▶ **Task instructions**:
Reprint every line of the data, keeping each character intact.

▶ **Recorded data**:
──────

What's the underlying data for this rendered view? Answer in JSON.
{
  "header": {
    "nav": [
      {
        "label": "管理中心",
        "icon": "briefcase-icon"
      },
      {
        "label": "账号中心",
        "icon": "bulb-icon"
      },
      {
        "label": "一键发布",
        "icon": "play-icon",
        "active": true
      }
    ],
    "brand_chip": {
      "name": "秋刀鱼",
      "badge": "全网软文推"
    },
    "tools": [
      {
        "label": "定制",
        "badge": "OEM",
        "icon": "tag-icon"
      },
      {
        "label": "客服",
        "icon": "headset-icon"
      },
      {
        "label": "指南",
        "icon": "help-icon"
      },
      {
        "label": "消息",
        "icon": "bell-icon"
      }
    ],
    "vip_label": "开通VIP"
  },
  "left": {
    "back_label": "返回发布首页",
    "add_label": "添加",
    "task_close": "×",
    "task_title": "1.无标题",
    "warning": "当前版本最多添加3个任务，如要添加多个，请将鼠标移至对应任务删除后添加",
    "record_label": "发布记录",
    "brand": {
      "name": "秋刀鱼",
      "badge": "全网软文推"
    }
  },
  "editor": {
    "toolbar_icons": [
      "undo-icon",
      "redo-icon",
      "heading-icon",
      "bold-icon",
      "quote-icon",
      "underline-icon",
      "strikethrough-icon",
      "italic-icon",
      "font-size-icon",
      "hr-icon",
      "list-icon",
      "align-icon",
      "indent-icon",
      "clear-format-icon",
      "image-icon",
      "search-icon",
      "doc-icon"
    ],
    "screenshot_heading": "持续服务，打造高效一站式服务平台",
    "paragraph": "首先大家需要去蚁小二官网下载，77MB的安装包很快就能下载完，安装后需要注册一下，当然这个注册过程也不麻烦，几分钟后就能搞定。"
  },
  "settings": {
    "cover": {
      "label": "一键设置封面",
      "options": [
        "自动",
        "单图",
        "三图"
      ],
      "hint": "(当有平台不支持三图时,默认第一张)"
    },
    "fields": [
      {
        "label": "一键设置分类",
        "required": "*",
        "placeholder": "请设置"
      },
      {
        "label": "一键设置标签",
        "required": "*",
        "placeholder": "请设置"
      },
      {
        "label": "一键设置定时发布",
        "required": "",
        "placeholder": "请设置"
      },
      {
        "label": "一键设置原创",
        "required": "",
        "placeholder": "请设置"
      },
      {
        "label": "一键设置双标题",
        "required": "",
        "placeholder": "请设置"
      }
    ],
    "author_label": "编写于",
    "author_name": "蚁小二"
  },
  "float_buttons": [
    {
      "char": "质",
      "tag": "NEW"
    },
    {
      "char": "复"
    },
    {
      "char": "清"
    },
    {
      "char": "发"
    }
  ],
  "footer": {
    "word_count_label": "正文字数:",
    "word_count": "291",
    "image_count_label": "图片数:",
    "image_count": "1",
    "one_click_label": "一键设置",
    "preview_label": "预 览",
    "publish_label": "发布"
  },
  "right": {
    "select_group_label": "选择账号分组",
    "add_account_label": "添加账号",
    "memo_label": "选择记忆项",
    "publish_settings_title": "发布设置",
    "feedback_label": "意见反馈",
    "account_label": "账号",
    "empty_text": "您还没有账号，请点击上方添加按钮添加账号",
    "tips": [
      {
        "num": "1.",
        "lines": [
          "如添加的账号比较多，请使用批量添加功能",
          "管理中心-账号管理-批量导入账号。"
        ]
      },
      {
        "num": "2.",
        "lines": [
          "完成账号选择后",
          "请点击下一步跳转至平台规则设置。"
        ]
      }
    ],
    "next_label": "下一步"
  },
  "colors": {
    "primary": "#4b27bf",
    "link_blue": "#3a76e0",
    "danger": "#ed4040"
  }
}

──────

▶ **Completed exercise**:
What's the underlying data for this rendered view? Answer in JSON.
{
  "header": {
    "nav": [
      {
        "label": "管理中心",
        "icon": "briefcase-icon"
      },
      {
        "label": "账号中心",
        "icon": "bulb-icon"
      },
      {
        "label": "一键发布",
        "icon": "play-icon",
        "active": true
      }
    ],
    "brand_chip": {
      "name": "秋刀鱼",
      "badge": "全网软文推"
    },
    "tools": [
      {
        "label": "定制",
        "badge": "OEM",
        "icon": "tag-icon"
      },
      {
        "label": "客服",
        "icon": "headset-icon"
      },
      {
        "label": "指南",
        "icon": "help-icon"
      },
      {
        "label": "消息",
        "icon": "bell-icon"
      }
    ],
    "vip_label": "开通VIP"
  },
  "left": {
    "back_label": "返回发布首页",
    "add_label": "添加",
    "task_close": "×",
    "task_title": "1.无标题",
    "warning": "当前版本最多添加3个任务，如要添加多个，请将鼠标移至对应任务删除后添加",
    "record_label": "发布记录",
    "brand": {
      "name": "秋刀鱼",
      "badge": "全网软文推"
    }
  },
  "editor": {
    "toolbar_icons": [
      "undo-icon",
      "redo-icon",
      "heading-icon",
      "bold-icon",
      "quote-icon",
      "underline-icon",
      "strikethrough-icon",
      "italic-icon",
      "font-size-icon",
      "hr-icon",
      "list-icon",
      "align-icon",
      "indent-icon",
      "clear-format-icon",
      "image-icon",
      "search-icon",
      "doc-icon"
    ],
    "screenshot_heading": "持续服务，打造高效一站式服务平台",
    "paragraph": "首先大家需要去蚁小二官网下载，77MB的安装包很快就能下载完，安装后需要注册一下，当然这个注册过程也不麻烦，几分钟后就能搞定。"
  },
  "settings": {
    "cover": {
      "label": "一键设置封面",
      "options": [
        "自动",
        "单图",
        "三图"
      ],
      "hint": "(当有平台不支持三图时,默认第一张)"
    },
    "fields": [
      {
        "label": "一键设置分类",
        "required": "*",
        "placeholder": "请设置"
      },
      {
        "label": "一键设置标签",
        "required": "*",
        "placeholder": "请设置"
      },
      {
        "label": "一键设置定时发布",
        "required": "",
        "placeholder": "请设置"
      },
      {
        "label": "一键设置原创",
        "required": "",
        "placeholder": "请设置"
      },
      {
        "label": "一键设置双标题",
        "required": "",
        "placeholder": "请设置"
      }
    ],
    "author_label": "编写于",
    "author_name": "蚁小二"
  },
  "float_buttons": [
    {
      "char": "质",
      "tag": "NEW"
    },
    {
      "char": "复"
    },
    {
      "char": "清"
    },
    {
      "char": "发"
    }
  ],
  "footer": {
    "word_count_label": "正文字数:",
    "word_count": "291",
    "image_count_label": "图片数:",
    "image_count": "1",
    "one_click_label": "一键设置",
    "preview_label": "预 览",
    "publish_label": "发布"
  },
  "right": {
    "select_group_label": "选择账号分组",
    "add_account_label": "添加账号",
    "memo_label": "选择记忆项",
    "publish_settings_title": "发布设置",
    "feedback_label": "意见反馈",
    "account_label": "账号",
    "empty_text": "您还没有账号，请点击上方添加按钮添加账号",
    "tips": [
      {
        "num": "1.",
        "lines": [
          "如添加的账号比较多，请使用批量添加功能",
          "管理中心-账号管理-批量导入账号。"
        ]
      },
      {
        "num": "2.",
        "lines": [
          "完成账号选择后",
          "请点击下一步跳转至平台规则设置。"
        ]
      }
    ],
    "next_label": "下一步"
  },
  "colors": {
    "primary": "#4b27bf",
    "link_blue": "#3a76e0",
    "danger": "#ed4040"
  }
}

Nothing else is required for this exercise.